Please copy every line below that contains the string "your".
***
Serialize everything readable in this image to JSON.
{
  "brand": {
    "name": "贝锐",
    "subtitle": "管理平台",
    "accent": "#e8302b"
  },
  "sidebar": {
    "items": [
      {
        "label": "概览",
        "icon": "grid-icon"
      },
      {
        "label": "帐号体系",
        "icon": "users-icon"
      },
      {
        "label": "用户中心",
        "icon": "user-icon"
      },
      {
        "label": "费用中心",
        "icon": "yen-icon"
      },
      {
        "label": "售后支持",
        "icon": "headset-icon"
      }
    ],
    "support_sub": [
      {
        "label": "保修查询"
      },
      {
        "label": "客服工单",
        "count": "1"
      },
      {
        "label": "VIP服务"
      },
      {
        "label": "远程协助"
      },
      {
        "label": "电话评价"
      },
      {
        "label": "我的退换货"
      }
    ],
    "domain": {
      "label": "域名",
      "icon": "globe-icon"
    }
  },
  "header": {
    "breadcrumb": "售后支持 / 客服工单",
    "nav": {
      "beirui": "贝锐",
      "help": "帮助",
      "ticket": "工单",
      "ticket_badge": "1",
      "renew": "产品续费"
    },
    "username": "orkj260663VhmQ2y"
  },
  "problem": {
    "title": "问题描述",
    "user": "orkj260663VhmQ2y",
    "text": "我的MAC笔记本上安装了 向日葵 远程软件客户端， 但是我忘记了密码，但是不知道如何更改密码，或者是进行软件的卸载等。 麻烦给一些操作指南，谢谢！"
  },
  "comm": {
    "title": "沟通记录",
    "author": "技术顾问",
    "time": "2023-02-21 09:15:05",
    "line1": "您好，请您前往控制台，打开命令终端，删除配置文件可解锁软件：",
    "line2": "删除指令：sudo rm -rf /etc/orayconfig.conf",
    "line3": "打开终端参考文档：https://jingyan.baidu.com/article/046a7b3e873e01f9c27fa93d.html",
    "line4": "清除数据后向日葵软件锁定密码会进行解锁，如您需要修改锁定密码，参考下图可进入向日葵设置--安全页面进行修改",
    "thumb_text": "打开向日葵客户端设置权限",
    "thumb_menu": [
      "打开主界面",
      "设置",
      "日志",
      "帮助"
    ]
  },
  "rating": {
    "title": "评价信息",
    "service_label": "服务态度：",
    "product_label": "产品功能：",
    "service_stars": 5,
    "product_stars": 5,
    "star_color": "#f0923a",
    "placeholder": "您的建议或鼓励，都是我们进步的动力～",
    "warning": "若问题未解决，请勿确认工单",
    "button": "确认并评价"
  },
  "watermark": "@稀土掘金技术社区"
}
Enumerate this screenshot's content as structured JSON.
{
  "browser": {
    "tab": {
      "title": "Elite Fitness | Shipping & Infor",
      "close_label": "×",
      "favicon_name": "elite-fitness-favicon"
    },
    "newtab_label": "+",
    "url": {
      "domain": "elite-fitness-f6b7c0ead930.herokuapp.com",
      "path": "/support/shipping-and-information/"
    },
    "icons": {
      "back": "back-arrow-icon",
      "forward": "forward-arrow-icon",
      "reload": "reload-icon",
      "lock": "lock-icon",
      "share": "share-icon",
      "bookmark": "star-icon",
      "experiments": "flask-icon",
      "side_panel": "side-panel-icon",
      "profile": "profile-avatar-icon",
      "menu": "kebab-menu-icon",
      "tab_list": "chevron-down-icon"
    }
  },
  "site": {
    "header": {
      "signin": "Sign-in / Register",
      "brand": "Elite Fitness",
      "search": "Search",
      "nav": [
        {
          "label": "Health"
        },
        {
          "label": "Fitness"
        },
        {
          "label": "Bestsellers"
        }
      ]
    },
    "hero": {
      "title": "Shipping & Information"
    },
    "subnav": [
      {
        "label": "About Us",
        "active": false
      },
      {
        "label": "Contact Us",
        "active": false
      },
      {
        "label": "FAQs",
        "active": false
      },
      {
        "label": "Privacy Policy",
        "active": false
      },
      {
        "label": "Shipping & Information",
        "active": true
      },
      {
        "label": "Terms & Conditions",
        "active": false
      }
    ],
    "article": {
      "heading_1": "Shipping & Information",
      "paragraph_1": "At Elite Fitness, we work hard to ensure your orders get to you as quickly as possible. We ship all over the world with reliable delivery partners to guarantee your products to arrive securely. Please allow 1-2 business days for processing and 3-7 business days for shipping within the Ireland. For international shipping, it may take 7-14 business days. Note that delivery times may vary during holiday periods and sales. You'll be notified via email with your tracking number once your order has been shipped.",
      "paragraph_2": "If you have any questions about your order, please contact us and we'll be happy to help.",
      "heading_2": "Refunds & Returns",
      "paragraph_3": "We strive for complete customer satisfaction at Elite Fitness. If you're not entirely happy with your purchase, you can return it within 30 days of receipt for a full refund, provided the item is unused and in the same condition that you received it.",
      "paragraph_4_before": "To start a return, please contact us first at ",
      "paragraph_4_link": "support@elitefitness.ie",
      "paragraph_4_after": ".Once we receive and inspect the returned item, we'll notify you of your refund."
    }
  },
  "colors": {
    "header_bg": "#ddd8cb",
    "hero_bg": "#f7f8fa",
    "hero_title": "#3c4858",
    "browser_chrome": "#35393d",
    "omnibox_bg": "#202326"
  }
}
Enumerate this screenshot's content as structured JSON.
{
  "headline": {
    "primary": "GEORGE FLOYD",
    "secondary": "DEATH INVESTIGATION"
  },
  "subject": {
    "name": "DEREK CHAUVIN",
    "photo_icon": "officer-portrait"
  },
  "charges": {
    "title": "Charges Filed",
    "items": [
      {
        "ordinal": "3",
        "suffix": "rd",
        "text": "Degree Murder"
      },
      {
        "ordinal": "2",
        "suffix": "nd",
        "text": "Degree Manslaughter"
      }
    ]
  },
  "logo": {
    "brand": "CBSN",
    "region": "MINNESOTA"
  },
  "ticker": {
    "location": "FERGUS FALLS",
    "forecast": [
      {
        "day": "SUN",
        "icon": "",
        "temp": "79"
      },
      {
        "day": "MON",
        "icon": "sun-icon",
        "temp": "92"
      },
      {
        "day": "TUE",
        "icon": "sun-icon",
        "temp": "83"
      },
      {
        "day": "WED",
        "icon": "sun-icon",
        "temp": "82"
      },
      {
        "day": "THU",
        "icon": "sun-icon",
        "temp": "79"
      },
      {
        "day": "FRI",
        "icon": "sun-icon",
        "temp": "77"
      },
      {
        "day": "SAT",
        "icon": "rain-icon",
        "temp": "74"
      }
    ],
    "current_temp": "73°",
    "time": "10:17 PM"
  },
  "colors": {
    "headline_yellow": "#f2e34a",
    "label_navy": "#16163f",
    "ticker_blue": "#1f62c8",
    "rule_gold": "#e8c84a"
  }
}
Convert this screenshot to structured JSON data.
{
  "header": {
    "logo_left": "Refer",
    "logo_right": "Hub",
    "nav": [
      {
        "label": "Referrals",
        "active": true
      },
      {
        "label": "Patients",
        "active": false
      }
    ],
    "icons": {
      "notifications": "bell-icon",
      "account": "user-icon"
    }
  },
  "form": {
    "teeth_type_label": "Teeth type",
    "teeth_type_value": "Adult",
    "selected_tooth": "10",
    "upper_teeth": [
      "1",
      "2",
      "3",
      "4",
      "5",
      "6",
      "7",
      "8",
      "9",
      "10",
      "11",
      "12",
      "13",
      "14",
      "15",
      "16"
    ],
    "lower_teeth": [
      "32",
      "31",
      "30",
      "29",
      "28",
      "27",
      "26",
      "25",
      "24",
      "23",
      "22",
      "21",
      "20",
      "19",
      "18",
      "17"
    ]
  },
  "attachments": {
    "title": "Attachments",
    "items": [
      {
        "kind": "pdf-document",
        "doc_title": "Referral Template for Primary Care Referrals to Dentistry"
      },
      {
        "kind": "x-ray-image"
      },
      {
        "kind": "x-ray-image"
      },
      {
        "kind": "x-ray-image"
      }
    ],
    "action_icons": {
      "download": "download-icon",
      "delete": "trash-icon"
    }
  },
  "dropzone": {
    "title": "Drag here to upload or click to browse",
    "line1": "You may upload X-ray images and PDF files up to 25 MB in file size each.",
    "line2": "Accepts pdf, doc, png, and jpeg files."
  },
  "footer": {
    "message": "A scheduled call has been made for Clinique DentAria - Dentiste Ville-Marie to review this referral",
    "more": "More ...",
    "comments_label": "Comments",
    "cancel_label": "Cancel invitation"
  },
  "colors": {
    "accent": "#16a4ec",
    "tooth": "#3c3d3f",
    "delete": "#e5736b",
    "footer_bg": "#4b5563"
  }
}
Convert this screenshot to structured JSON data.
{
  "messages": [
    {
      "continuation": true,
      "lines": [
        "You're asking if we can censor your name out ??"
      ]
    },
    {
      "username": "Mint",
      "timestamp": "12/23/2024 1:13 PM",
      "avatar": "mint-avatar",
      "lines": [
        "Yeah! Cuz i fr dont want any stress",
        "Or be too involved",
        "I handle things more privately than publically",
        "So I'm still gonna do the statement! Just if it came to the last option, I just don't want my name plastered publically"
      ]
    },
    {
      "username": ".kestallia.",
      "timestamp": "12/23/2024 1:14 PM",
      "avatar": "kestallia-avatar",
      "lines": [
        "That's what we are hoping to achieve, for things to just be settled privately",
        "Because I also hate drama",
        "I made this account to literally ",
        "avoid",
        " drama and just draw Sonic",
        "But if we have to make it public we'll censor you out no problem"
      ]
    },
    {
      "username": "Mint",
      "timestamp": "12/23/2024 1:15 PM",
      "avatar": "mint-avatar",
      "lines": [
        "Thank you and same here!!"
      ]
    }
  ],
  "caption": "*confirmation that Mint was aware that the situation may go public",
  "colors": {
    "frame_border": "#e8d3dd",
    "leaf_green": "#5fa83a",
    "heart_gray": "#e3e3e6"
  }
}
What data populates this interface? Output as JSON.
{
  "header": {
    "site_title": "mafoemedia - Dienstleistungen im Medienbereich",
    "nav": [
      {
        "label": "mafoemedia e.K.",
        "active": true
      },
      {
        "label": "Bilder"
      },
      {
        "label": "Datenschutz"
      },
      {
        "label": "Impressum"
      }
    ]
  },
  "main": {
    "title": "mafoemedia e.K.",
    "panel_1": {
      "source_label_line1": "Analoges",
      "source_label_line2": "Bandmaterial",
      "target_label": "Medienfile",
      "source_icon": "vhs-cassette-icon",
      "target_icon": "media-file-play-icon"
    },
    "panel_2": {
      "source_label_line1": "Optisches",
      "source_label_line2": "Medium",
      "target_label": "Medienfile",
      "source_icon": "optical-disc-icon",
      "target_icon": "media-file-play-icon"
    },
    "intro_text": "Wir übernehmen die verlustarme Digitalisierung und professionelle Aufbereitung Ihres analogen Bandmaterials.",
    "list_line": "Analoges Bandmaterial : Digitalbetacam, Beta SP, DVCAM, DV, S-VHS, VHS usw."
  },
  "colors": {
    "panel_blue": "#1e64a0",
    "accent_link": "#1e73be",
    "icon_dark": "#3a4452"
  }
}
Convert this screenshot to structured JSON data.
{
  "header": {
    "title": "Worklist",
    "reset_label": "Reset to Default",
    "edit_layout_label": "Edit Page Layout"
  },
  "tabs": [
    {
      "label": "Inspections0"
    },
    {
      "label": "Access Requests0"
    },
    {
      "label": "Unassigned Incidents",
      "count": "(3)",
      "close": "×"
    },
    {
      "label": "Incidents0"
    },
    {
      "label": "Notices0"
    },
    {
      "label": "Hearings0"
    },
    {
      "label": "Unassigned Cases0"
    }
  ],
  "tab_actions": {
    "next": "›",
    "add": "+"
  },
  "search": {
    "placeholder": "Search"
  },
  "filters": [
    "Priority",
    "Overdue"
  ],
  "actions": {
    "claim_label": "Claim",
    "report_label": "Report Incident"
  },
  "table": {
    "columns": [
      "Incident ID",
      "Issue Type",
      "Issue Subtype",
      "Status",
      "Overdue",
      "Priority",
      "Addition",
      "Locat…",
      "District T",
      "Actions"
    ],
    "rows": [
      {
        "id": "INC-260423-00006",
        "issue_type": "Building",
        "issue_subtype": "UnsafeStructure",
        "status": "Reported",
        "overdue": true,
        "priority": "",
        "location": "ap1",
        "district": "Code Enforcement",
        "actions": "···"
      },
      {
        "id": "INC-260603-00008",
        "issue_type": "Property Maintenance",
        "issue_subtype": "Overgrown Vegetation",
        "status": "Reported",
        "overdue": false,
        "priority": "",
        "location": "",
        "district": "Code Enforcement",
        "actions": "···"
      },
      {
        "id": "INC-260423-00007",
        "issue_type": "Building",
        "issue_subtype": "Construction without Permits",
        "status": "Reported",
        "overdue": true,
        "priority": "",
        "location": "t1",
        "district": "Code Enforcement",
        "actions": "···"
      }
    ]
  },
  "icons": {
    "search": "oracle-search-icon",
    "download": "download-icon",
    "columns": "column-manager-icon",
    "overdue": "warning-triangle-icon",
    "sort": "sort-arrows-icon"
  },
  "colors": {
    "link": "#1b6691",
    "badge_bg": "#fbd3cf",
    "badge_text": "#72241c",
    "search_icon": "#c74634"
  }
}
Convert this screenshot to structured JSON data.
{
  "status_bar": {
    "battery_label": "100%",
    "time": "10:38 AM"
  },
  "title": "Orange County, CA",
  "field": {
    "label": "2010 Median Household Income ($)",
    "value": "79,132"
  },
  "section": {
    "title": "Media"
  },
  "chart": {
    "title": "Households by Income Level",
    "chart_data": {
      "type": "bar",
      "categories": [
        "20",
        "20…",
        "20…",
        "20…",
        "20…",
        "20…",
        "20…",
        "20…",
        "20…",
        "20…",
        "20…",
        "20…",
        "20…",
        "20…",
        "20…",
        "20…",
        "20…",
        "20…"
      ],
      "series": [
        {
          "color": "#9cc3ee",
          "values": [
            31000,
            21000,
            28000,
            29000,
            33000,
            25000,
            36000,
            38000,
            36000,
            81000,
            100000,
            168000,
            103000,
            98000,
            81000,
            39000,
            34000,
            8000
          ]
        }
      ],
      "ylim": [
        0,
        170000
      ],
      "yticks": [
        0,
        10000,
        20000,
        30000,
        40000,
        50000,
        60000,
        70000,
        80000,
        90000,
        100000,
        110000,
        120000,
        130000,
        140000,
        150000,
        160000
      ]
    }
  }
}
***
§ **Answer box**
      "paragraph_1": "At Elite Fitness, we work hard to ensure your orders get to you as quickly as possible. We ship all over the world with reliable delivery partners to guarantee your products to arrive securely. Please allow 1-2 business days for processing and 3-7 business days for shipping within the Ireland. For international shipping, it may take 7-14 business days. Note that delivery times may vary during holiday periods and sales. You'll be notified via email with your tracking number once your order has been shipped.",
      "paragraph_2": "If you have any questions about your order, please contact us and we'll be happy to help.",
      "paragraph_3": "We strive for complete customer satisfaction at Elite Fitness. If you're not entirely happy with your purchase, you can return it within 30 days of receipt for a full refund, provided the item is unused and in the same condition that you received it.",
      "paragraph_4_after": ".Once we receive and inspect the returned item, we'll notify you of your refund."
        "You're asking if we can censor your name out ??"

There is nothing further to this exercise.